### INSTRUCTIONS FOR THE TASK
Go through the listing below and report how many lines contain the word "caption"; write no other words.

:: DATA FOR ANALYSIS

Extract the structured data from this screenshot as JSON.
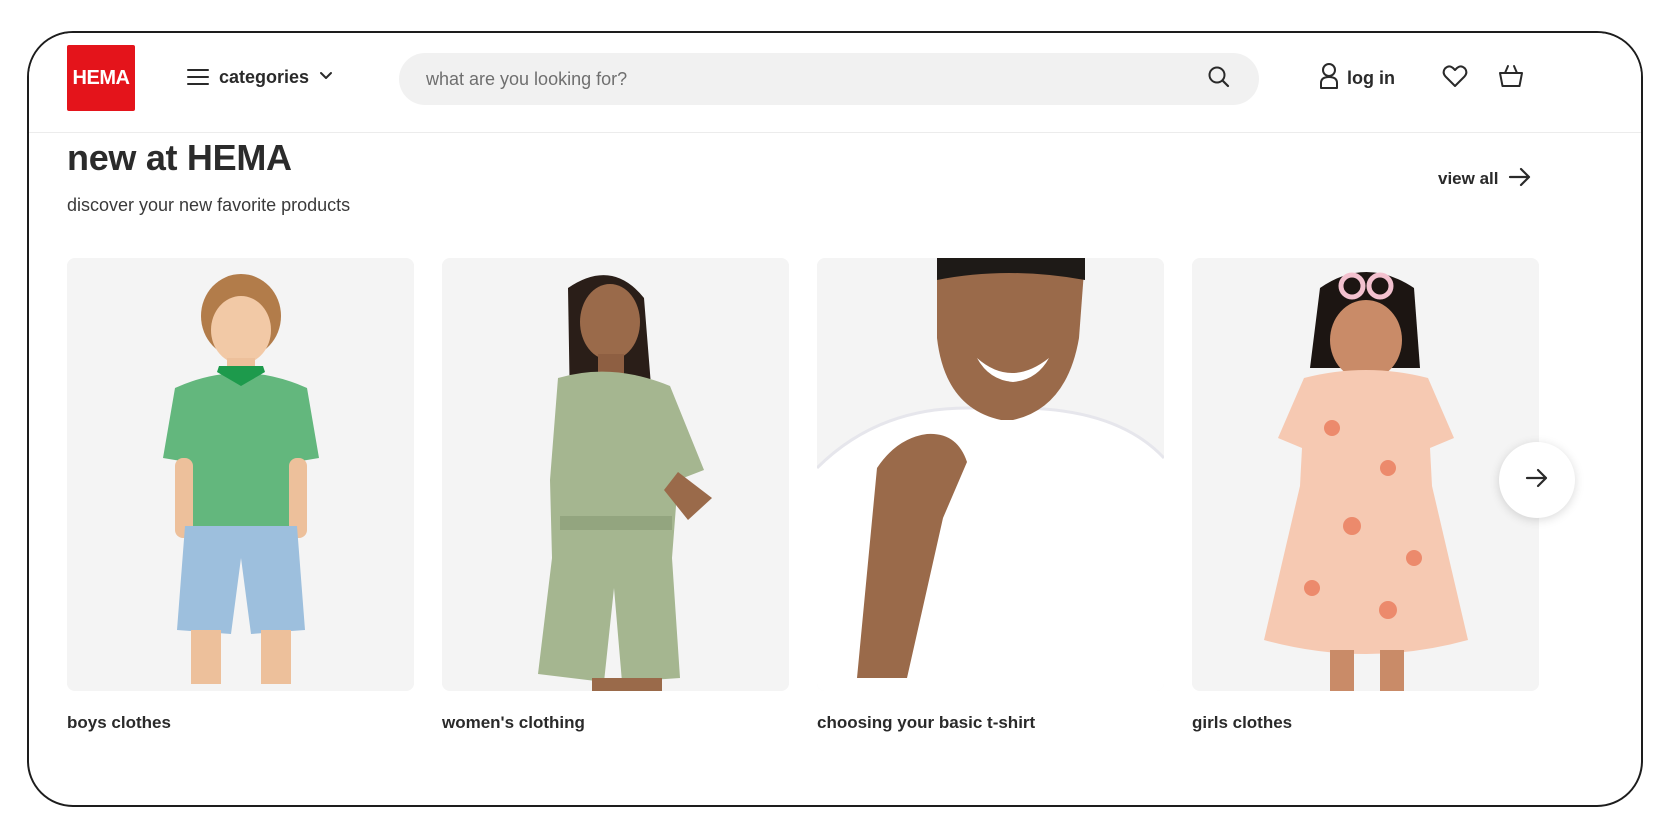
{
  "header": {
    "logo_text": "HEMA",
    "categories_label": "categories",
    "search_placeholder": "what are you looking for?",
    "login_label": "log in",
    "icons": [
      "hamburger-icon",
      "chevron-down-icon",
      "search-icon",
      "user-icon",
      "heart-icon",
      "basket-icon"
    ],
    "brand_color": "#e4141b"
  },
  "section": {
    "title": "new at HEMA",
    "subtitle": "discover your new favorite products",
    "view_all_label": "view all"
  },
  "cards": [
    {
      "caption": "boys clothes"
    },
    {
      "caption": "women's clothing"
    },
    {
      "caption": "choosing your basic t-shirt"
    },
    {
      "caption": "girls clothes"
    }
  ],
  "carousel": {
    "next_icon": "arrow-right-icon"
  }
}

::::

### SOLUTION TO THIS PROBLEM
4